__EXERCISE BRIEF__: The output must match the entries below exactly, with pictures removed.

[Excerpts from an interface dataset]
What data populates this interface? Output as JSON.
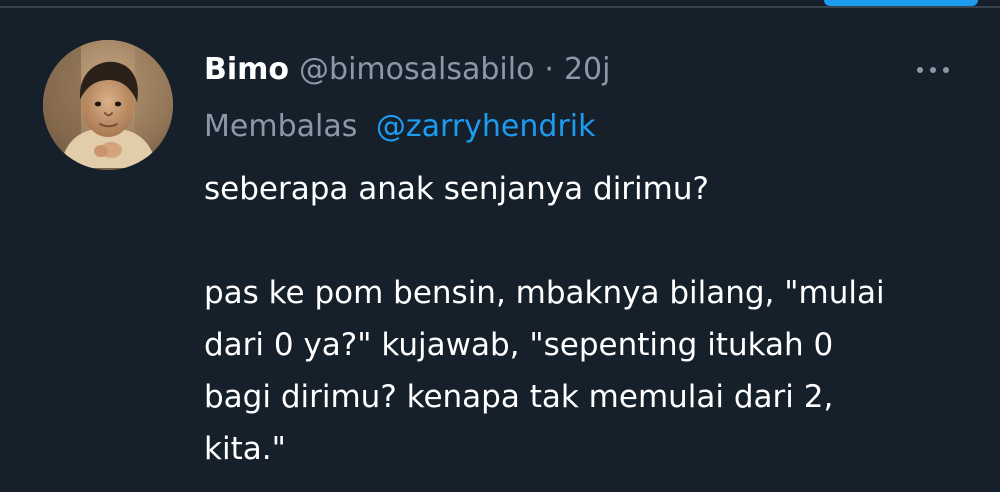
{
  "author": {
    "display_name": "Bimo",
    "handle": "@bimosalsabilo",
    "separator": "·",
    "timestamp": "20j",
    "avatar_icon": "profile-photo-icon"
  },
  "reply": {
    "prefix": "Membalas",
    "mention": "@zarryhendrik"
  },
  "tweet": {
    "line_1": "seberapa anak senjanya dirimu?",
    "line_2": "pas ke pom bensin, mbaknya bilang, \"mulai",
    "line_3": "dari 0 ya?\" kujawab, \"sepenting itukah 0",
    "line_4": "bagi dirimu? kenapa tak memulai dari 2,",
    "line_5": "kita.\""
  },
  "menu": {
    "more_icon": "more-horizontal-icon"
  },
  "colors": {
    "background": "#15202b",
    "primary_text": "#ffffff",
    "secondary_text": "#8b98a5",
    "accent": "#1d9bf0",
    "divider": "#38444d"
  }
}
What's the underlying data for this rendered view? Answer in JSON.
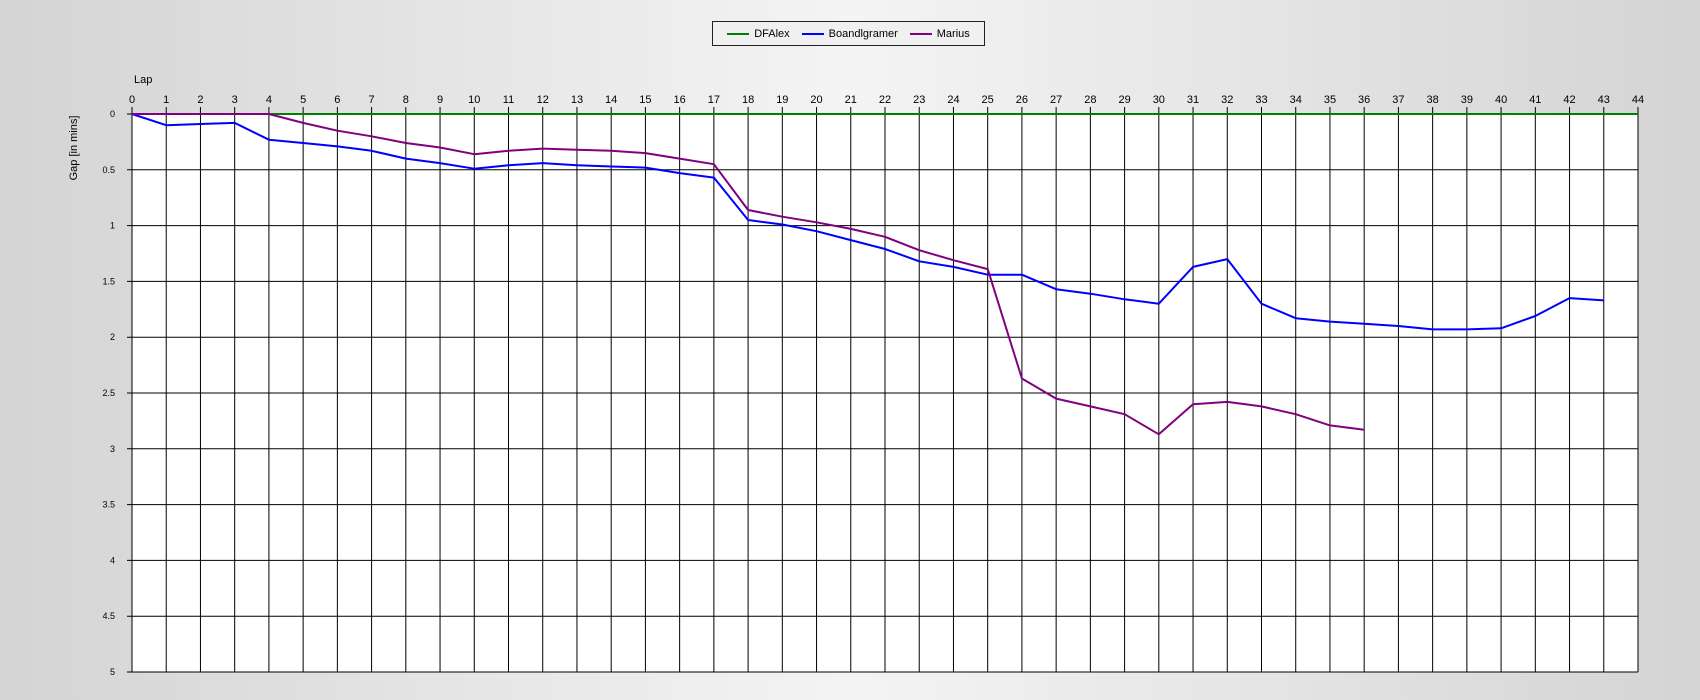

__YOUR RESPONSE__:
What data populates this interface? Output as JSON.
{
  "author": {
    "display_name": "Bimo",
    "handle": "@bimosalsabilo",
    "separator": "·",
    "timestamp": "20j",
    "avatar_icon": "profile-photo-icon"
  },
  "reply": {
    "prefix": "Membalas",
    "mention": "@zarryhendrik"
  },
  "tweet": {
    "line_1": "seberapa anak senjanya dirimu?",
    "line_2": "pas ke pom bensin, mbaknya bilang, \"mulai",
    "line_3": "dari 0 ya?\" kujawab, \"sepenting itukah 0",
    "line_4": "bagi dirimu? kenapa tak memulai dari 2,",
    "line_5": "kita.\""
  },
  "menu": {
    "more_icon": "more-horizontal-icon"
  },
  "colors": {
    "background": "#15202b",
    "primary_text": "#ffffff",
    "secondary_text": "#8b98a5",
    "accent": "#1d9bf0",
    "divider": "#38444d"
  }
}
What's the underlying data for this rendered view? Answer in JSON.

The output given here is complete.